Entries from a dataset of interfaces
+ + + +

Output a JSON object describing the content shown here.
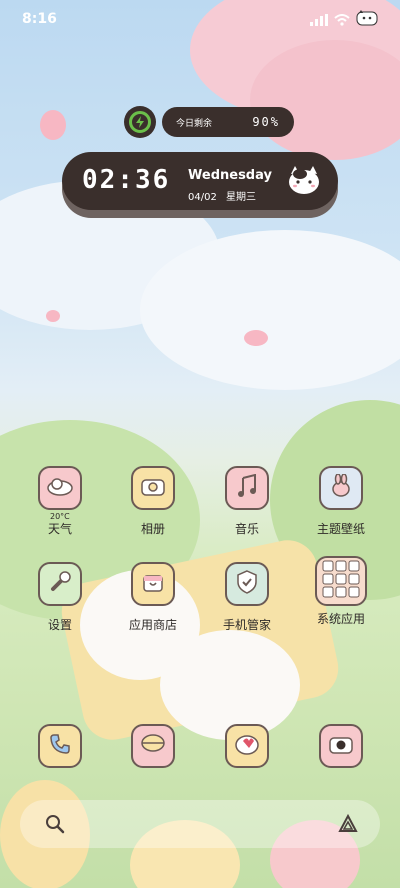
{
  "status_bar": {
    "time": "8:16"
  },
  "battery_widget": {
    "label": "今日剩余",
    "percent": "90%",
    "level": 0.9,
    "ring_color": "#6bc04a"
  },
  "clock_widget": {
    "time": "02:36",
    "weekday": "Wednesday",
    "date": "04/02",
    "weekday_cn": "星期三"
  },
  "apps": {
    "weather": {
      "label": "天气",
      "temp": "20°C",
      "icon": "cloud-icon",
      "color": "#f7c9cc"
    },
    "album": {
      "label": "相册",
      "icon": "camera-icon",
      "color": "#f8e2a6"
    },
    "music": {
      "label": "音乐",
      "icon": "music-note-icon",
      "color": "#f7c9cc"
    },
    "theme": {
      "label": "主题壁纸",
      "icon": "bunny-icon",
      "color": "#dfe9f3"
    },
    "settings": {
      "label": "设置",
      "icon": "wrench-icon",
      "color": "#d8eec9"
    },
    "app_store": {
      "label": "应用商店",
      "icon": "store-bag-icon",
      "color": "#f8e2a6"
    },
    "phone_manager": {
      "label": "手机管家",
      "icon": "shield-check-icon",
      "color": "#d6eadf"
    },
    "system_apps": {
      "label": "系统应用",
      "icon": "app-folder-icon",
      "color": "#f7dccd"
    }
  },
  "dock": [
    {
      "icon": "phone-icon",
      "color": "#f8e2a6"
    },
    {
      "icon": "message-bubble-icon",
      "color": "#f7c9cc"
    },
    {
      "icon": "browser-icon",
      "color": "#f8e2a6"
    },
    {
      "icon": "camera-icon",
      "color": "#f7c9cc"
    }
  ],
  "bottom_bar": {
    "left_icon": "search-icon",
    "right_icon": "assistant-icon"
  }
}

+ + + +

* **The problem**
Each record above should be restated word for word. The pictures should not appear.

* **Reply**
Output a JSON object describing the content shown here.
{
  "status_bar": {
    "time": "8:16"
  },
  "battery_widget": {
    "label": "今日剩余",
    "percent": "90%",
    "level": 0.9,
    "ring_color": "#6bc04a"
  },
  "clock_widget": {
    "time": "02:36",
    "weekday": "Wednesday",
    "date": "04/02",
    "weekday_cn": "星期三"
  },
  "apps": {
    "weather": {
      "label": "天气",
      "temp": "20°C",
      "icon": "cloud-icon",
      "color": "#f7c9cc"
    },
    "album": {
      "label": "相册",
      "icon": "camera-icon",
      "color": "#f8e2a6"
    },
    "music": {
      "label": "音乐",
      "icon": "music-note-icon",
      "color": "#f7c9cc"
    },
    "theme": {
      "label": "主题壁纸",
      "icon": "bunny-icon",
      "color": "#dfe9f3"
    },
    "settings": {
      "label": "设置",
      "icon": "wrench-icon",
      "color": "#d8eec9"
    },
    "app_store": {
      "label": "应用商店",
      "icon": "store-bag-icon",
      "color": "#f8e2a6"
    },
    "phone_manager": {
      "label": "手机管家",
      "icon": "shield-check-icon",
      "color": "#d6eadf"
    },
    "system_apps": {
      "label": "系统应用",
      "icon": "app-folder-icon",
      "color": "#f7dccd"
    }
  },
  "dock": [
    {
      "icon": "phone-icon",
      "color": "#f8e2a6"
    },
    {
      "icon": "message-bubble-icon",
      "color": "#f7c9cc"
    },
    {
      "icon": "browser-icon",
      "color": "#f8e2a6"
    },
    {
      "icon": "camera-icon",
      "color": "#f7c9cc"
    }
  ],
  "bottom_bar": {
    "left_icon": "search-icon",
    "right_icon": "assistant-icon"
  }
}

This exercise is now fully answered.